### [Work task]
Gather all lines in the entries below that include the word "Kassel".

-=-=-=-=-

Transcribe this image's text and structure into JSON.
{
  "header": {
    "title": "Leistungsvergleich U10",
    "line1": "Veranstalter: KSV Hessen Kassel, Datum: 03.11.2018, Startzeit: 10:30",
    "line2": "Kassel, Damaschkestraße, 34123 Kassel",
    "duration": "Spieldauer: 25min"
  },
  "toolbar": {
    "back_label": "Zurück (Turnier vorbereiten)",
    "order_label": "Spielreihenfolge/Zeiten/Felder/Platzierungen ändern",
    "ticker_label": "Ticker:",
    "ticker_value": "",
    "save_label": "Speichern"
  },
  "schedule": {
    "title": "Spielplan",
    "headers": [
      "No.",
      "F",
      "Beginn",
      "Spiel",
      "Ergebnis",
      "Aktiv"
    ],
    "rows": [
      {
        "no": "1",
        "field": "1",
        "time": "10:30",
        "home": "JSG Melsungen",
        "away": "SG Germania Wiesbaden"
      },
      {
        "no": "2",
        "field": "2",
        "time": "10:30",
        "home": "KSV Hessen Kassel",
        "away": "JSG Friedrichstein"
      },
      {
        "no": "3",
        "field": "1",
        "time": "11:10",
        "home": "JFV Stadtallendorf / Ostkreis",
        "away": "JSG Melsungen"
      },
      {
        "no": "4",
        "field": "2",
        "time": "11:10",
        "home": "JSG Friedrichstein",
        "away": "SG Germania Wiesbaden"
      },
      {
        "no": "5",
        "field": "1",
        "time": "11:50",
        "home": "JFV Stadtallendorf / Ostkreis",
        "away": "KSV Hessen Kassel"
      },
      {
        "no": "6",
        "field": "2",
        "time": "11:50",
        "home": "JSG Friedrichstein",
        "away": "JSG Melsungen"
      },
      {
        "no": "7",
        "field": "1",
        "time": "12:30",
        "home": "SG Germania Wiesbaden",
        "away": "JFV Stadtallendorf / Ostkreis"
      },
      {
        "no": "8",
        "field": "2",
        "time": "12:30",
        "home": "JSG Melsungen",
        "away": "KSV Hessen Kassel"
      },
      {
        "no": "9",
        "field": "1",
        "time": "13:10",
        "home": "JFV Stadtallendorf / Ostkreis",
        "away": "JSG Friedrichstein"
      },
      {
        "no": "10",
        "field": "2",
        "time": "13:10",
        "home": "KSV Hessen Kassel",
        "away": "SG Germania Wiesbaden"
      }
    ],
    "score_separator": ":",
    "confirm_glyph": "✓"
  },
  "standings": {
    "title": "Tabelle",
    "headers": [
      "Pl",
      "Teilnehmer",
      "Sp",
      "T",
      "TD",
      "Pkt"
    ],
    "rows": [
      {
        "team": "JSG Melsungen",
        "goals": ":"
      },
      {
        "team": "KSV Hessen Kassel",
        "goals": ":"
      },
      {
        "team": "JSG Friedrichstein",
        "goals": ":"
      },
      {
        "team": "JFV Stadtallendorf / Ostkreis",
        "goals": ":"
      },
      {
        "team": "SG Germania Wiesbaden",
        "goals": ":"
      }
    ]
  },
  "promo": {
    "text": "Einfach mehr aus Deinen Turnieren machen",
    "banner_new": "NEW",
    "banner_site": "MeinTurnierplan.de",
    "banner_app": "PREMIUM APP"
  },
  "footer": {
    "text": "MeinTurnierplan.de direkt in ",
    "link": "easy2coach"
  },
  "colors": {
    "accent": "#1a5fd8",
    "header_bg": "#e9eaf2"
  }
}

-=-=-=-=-

### [Response box]
    "line1": "Veranstalter: KSV Hessen Kassel, Datum: 03.11.2018, Startzeit: 10:30",
    "line2": "Kassel, Damaschkestraße, 34123 Kassel",
        "home": "KSV Hessen Kassel",
        "away": "KSV Hessen Kassel"
        "away": "KSV Hessen Kassel"
        "home": "KSV Hessen Kassel",
        "team": "KSV Hessen Kassel",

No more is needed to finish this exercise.